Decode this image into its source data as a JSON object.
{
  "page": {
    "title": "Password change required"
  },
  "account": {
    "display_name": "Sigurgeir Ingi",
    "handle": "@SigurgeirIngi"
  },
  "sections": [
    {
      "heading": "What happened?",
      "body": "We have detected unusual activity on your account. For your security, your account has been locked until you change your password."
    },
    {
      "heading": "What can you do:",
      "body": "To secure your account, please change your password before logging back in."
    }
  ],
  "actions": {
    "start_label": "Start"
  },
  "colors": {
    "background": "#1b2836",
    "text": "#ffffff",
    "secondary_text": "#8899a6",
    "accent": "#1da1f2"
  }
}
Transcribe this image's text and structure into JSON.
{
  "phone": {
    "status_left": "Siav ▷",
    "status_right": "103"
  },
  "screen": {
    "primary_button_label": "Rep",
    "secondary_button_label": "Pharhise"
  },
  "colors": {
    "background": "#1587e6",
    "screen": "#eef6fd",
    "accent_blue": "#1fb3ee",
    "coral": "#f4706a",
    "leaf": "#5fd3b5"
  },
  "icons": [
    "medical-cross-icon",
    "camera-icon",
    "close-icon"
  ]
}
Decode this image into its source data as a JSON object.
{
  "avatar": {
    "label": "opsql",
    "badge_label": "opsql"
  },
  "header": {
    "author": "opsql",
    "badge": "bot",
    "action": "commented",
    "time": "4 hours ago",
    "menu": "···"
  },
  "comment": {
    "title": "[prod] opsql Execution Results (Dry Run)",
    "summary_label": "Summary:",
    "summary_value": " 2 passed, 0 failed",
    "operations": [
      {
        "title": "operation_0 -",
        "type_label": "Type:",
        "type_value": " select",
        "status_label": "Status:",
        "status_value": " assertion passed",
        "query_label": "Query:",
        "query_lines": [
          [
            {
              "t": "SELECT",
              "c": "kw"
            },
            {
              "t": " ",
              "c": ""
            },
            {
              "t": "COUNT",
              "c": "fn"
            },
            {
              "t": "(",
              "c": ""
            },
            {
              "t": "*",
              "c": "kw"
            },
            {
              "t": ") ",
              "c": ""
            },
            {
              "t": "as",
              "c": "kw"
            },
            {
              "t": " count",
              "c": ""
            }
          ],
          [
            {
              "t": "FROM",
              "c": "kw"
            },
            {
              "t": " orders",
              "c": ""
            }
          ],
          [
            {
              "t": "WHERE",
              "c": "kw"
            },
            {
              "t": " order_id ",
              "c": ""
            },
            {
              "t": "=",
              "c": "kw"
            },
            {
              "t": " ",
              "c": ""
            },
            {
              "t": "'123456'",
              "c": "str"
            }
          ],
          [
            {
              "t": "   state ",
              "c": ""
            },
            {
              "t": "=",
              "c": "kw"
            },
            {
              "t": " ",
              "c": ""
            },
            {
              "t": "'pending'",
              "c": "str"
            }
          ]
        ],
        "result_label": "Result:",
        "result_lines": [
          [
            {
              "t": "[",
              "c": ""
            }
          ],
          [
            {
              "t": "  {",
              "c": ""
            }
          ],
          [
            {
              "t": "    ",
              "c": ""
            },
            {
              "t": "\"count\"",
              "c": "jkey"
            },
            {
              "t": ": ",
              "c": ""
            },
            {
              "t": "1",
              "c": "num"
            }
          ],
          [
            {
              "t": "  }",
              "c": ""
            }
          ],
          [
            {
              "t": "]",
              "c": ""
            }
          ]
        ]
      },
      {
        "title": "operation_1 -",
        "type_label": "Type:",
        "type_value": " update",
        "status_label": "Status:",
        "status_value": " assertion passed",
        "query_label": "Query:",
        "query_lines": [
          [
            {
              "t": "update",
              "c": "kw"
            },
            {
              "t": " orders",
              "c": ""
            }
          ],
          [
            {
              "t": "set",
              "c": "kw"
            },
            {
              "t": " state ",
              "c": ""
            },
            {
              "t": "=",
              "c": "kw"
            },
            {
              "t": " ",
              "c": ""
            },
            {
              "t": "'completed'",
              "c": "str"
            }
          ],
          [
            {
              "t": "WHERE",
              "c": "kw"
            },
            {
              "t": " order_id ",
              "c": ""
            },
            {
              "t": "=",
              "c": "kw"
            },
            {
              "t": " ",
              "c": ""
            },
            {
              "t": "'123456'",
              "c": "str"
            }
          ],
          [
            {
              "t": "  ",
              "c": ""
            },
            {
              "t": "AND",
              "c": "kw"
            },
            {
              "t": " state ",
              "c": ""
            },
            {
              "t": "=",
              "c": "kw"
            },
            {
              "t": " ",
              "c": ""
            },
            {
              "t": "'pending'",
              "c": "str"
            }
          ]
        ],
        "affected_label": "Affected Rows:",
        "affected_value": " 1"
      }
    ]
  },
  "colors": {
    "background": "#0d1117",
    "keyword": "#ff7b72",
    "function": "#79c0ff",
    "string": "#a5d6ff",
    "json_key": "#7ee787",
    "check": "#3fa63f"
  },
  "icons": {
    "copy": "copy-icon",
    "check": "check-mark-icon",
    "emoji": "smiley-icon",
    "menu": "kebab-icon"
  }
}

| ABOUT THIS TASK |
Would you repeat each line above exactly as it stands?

| RESPONSE BOX |
Decode this image into its source data as a JSON object.
{
  "page": {
    "title": "Password change required"
  },
  "account": {
    "display_name": "Sigurgeir Ingi",
    "handle": "@SigurgeirIngi"
  },
  "sections": [
    {
      "heading": "What happened?",
      "body": "We have detected unusual activity on your account. For your security, your account has been locked until you change your password."
    },
    {
      "heading": "What can you do:",
      "body": "To secure your account, please change your password before logging back in."
    }
  ],
  "actions": {
    "start_label": "Start"
  },
  "colors": {
    "background": "#1b2836",
    "text": "#ffffff",
    "secondary_text": "#8899a6",
    "accent": "#1da1f2"
  }
}
Transcribe this image's text and structure into JSON.
{
  "phone": {
    "status_left": "Siav ▷",
    "status_right": "103"
  },
  "screen": {
    "primary_button_label": "Rep",
    "secondary_button_label": "Pharhise"
  },
  "colors": {
    "background": "#1587e6",
    "screen": "#eef6fd",
    "accent_blue": "#1fb3ee",
    "coral": "#f4706a",
    "leaf": "#5fd3b5"
  },
  "icons": [
    "medical-cross-icon",
    "camera-icon",
    "close-icon"
  ]
}
Decode this image into its source data as a JSON object.
{
  "avatar": {
    "label": "opsql",
    "badge_label": "opsql"
  },
  "header": {
    "author": "opsql",
    "badge": "bot",
    "action": "commented",
    "time": "4 hours ago",
    "menu": "···"
  },
  "comment": {
    "title": "[prod] opsql Execution Results (Dry Run)",
    "summary_label": "Summary:",
    "summary_value": " 2 passed, 0 failed",
    "operations": [
      {
        "title": "operation_0 -",
        "type_label": "Type:",
        "type_value": " select",
        "status_label": "Status:",
        "status_value": " assertion passed",
        "query_label": "Query:",
        "query_lines": [
          [
            {
              "t": "SELECT",
              "c": "kw"
            },
            {
              "t": " ",
              "c": ""
            },
            {
              "t": "COUNT",
              "c": "fn"
            },
            {
              "t": "(",
              "c": ""
            },
            {
              "t": "*",
              "c": "kw"
            },
            {
              "t": ") ",
              "c": ""
            },
            {
              "t": "as",
              "c": "kw"
            },
            {
              "t": " count",
              "c": ""
            }
          ],
          [
            {
              "t": "FROM",
              "c": "kw"
            },
            {
              "t": " orders",
              "c": ""
            }
          ],
          [
            {
              "t": "WHERE",
              "c": "kw"
            },
            {
              "t": " order_id ",
              "c": ""
            },
            {
              "t": "=",
              "c": "kw"
            },
            {
              "t": " ",
              "c": ""
            },
            {
              "t": "'123456'",
              "c": "str"
            }
          ],
          [
            {
              "t": "   state ",
              "c": ""
            },
            {
              "t": "=",
              "c": "kw"
            },
            {
              "t": " ",
              "c": ""
            },
            {
              "t": "'pending'",
              "c": "str"
            }
          ]
        ],
        "result_label": "Result:",
        "result_lines": [
          [
            {
              "t": "[",
              "c": ""
            }
          ],
          [
            {
              "t": "  {",
              "c": ""
            }
          ],
          [
            {
              "t": "    ",
              "c": ""
            },
            {
              "t": "\"count\"",
              "c": "jkey"
            },
            {
              "t": ": ",
              "c": ""
            },
            {
              "t": "1",
              "c": "num"
            }
          ],
          [
            {
              "t": "  }",
              "c": ""
            }
          ],
          [
            {
              "t": "]",
              "c": ""
            }
          ]
        ]
      },
      {
        "title": "operation_1 -",
        "type_label": "Type:",
        "type_value": " update",
        "status_label": "Status:",
        "status_value": " assertion passed",
        "query_label": "Query:",
        "query_lines": [
          [
            {
              "t": "update",
              "c": "kw"
            },
            {
              "t": " orders",
              "c": ""
            }
          ],
          [
            {
              "t": "set",
              "c": "kw"
            },
            {
              "t": " state ",
              "c": ""
            },
            {
              "t": "=",
              "c": "kw"
            },
            {
              "t": " ",
              "c": ""
            },
            {
              "t": "'completed'",
              "c": "str"
            }
          ],
          [
            {
              "t": "WHERE",
              "c": "kw"
            },
            {
              "t": " order_id ",
              "c": ""
            },
            {
              "t": "=",
              "c": "kw"
            },
            {
              "t": " ",
              "c": ""
            },
            {
              "t": "'123456'",
              "c": "str"
            }
          ],
          [
            {
              "t": "  ",
              "c": ""
            },
            {
              "t": "AND",
              "c": "kw"
            },
            {
              "t": " state ",
              "c": ""
            },
            {
              "t": "=",
              "c": "kw"
            },
            {
              "t": " ",
              "c": ""
            },
            {
              "t": "'pending'",
              "c": "str"
            }
          ]
        ],
        "affected_label": "Affected Rows:",
        "affected_value": " 1"
      }
    ]
  },
  "colors": {
    "background": "#0d1117",
    "keyword": "#ff7b72",
    "function": "#79c0ff",
    "string": "#a5d6ff",
    "json_key": "#7ee787",
    "check": "#3fa63f"
  },
  "icons": {
    "copy": "copy-icon",
    "check": "check-mark-icon",
    "emoji": "smiley-icon",
    "menu": "kebab-icon"
  }
}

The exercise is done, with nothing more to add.